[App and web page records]
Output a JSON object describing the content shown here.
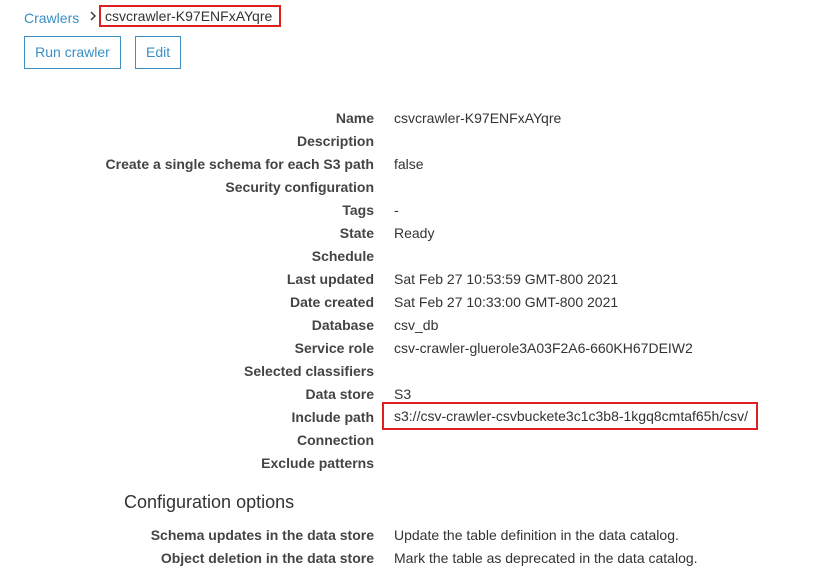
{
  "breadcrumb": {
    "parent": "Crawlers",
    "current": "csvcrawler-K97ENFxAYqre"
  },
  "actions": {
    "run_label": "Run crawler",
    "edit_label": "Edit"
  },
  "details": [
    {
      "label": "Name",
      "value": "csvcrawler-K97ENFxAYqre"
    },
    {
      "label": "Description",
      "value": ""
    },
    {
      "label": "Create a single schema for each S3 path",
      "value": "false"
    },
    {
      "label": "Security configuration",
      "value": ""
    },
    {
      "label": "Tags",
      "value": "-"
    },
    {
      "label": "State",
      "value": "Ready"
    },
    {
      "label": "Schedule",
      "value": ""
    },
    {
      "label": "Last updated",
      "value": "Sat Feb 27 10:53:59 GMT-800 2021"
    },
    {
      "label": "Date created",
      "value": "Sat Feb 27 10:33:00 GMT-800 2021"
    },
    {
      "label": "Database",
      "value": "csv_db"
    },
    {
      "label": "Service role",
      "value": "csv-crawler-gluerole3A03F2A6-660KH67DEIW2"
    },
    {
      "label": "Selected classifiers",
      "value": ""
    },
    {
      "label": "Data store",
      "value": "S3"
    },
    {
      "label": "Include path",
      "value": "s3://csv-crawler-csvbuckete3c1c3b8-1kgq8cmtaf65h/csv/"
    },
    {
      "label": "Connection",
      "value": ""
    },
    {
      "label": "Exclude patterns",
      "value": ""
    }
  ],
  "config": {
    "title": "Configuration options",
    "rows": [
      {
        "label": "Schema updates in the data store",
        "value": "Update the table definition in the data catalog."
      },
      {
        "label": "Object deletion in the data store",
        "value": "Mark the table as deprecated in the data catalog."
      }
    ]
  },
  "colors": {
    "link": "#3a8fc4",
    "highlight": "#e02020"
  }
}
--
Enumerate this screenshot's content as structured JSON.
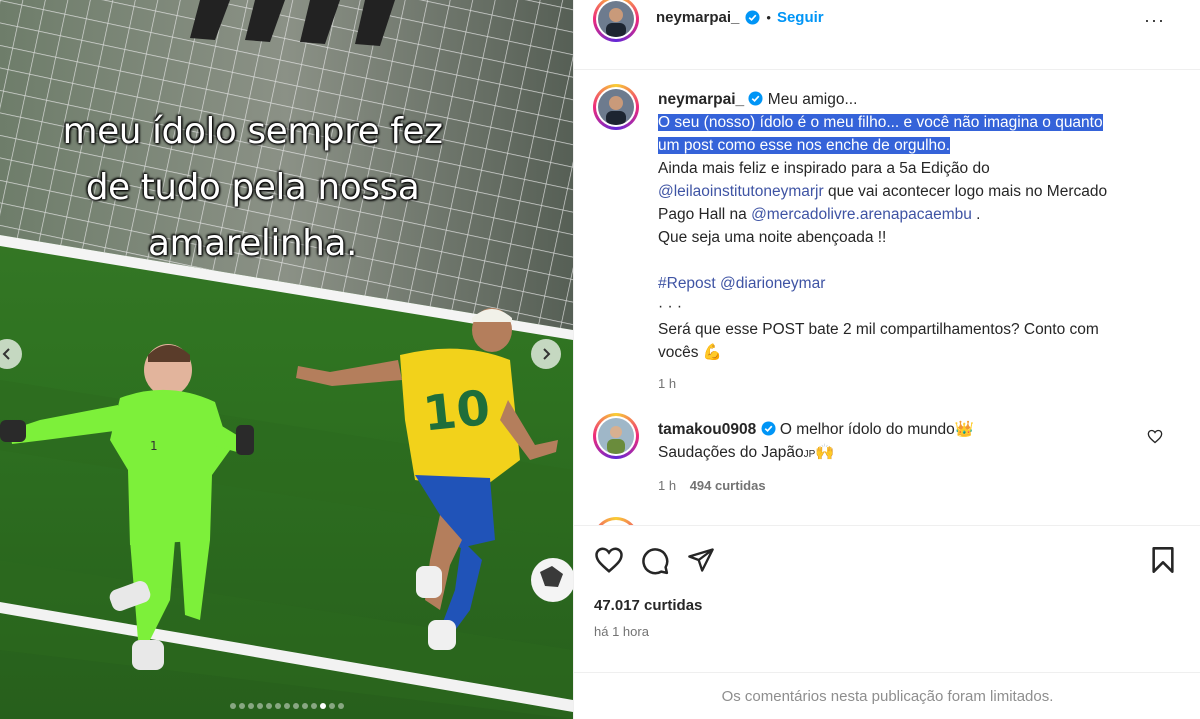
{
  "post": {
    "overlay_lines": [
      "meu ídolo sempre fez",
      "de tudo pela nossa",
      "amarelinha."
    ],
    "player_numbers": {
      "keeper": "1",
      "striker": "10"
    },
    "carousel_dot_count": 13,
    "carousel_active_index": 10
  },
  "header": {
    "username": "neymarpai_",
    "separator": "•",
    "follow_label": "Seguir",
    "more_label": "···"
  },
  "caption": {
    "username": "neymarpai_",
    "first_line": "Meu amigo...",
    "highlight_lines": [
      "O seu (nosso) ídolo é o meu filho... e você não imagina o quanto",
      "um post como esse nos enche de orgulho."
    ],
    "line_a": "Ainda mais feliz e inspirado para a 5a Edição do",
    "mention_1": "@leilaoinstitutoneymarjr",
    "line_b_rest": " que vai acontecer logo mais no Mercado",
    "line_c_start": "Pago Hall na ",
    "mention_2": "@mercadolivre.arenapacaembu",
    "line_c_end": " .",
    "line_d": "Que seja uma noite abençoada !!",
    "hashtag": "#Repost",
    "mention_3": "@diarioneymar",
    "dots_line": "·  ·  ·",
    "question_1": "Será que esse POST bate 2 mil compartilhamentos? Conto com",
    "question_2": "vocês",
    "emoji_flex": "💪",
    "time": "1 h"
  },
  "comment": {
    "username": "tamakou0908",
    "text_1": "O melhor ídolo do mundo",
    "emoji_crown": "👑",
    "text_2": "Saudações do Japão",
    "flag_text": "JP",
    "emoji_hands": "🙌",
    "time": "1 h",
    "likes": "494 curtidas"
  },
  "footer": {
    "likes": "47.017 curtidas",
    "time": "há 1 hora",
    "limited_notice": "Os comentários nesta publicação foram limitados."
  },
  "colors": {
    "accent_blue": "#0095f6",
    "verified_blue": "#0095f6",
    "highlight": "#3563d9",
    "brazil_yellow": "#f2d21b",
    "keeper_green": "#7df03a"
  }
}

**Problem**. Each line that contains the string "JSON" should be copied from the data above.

**Reply**.
Output a JSON object describing the content shown here.
Enumerate this screenshot's content as structured JSON.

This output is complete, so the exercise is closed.